» DESCRIPTION OF THE TASK
Write the records below out again. Match them exactly.

Dataset rows for apps and sites

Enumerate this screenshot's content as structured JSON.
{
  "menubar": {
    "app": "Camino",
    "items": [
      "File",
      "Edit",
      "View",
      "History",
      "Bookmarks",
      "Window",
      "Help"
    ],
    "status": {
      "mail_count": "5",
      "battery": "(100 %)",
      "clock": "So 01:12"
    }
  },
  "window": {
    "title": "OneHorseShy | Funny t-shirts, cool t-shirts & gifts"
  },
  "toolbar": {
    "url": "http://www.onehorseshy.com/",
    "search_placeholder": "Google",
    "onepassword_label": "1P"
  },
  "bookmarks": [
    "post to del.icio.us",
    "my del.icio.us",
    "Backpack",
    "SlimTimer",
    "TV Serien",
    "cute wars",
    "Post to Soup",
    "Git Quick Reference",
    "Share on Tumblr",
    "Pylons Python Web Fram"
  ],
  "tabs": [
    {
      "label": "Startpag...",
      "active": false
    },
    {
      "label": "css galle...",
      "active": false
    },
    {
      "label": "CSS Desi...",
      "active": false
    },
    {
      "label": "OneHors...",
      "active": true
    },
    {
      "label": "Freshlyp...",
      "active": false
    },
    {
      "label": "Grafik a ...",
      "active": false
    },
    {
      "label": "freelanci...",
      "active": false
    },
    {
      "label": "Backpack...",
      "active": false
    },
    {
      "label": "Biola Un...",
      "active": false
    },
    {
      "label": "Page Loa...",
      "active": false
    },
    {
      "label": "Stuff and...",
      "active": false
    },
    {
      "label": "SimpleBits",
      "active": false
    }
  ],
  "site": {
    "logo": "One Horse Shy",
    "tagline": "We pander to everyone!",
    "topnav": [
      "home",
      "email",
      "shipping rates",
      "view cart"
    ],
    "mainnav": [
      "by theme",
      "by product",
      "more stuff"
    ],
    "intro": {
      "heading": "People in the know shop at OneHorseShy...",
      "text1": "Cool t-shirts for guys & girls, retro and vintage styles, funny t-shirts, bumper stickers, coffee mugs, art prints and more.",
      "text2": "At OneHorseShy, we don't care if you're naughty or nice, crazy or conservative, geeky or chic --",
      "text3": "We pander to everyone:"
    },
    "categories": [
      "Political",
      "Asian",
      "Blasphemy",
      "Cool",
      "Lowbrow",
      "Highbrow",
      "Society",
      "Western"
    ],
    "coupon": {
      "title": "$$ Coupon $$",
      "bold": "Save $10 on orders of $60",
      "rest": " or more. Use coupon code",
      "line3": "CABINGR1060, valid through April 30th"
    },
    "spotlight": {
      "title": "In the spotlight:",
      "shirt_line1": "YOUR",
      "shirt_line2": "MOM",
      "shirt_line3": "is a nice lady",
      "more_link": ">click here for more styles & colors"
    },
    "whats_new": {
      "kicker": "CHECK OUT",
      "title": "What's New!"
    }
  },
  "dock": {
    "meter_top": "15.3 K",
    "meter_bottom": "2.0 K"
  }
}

» RESPONSE FOR THIS EXERCISE
Enumerate this screenshot's content as structured JSON.
{
  "menubar": {
    "app": "Camino",
    "items": [
      "File",
      "Edit",
      "View",
      "History",
      "Bookmarks",
      "Window",
      "Help"
    ],
    "status": {
      "mail_count": "5",
      "battery": "(100 %)",
      "clock": "So 01:12"
    }
  },
  "window": {
    "title": "OneHorseShy | Funny t-shirts, cool t-shirts & gifts"
  },
  "toolbar": {
    "url": "http://www.onehorseshy.com/",
    "search_placeholder": "Google",
    "onepassword_label": "1P"
  },
  "bookmarks": [
    "post to del.icio.us",
    "my del.icio.us",
    "Backpack",
    "SlimTimer",
    "TV Serien",
    "cute wars",
    "Post to Soup",
    "Git Quick Reference",
    "Share on Tumblr",
    "Pylons Python Web Fram"
  ],
  "tabs": [
    {
      "label": "Startpag...",
      "active": false
    },
    {
      "label": "css galle...",
      "active": false
    },
    {
      "label": "CSS Desi...",
      "active": false
    },
    {
      "label": "OneHors...",
      "active": true
    },
    {
      "label": "Freshlyp...",
      "active": false
    },
    {
      "label": "Grafik a ...",
      "active": false
    },
    {
      "label": "freelanci...",
      "active": false
    },
    {
      "label": "Backpack...",
      "active": false
    },
    {
      "label": "Biola Un...",
      "active": false
    },
    {
      "label": "Page Loa...",
      "active": false
    },
    {
      "label": "Stuff and...",
      "active": false
    },
    {
      "label": "SimpleBits",
      "active": false
    }
  ],
  "site": {
    "logo": "One Horse Shy",
    "tagline": "We pander to everyone!",
    "topnav": [
      "home",
      "email",
      "shipping rates",
      "view cart"
    ],
    "mainnav": [
      "by theme",
      "by product",
      "more stuff"
    ],
    "intro": {
      "heading": "People in the know shop at OneHorseShy...",
      "text1": "Cool t-shirts for guys & girls, retro and vintage styles, funny t-shirts, bumper stickers, coffee mugs, art prints and more.",
      "text2": "At OneHorseShy, we don't care if you're naughty or nice, crazy or conservative, geeky or chic --",
      "text3": "We pander to everyone:"
    },
    "categories": [
      "Political",
      "Asian",
      "Blasphemy",
      "Cool",
      "Lowbrow",
      "Highbrow",
      "Society",
      "Western"
    ],
    "coupon": {
      "title": "$$ Coupon $$",
      "bold": "Save $10 on orders of $60",
      "rest": " or more. Use coupon code",
      "line3": "CABINGR1060, valid through April 30th"
    },
    "spotlight": {
      "title": "In the spotlight:",
      "shirt_line1": "YOUR",
      "shirt_line2": "MOM",
      "shirt_line3": "is a nice lady",
      "more_link": ">click here for more styles & colors"
    },
    "whats_new": {
      "kicker": "CHECK OUT",
      "title": "What's New!"
    }
  },
  "dock": {
    "meter_top": "15.3 K",
    "meter_bottom": "2.0 K"
  }
}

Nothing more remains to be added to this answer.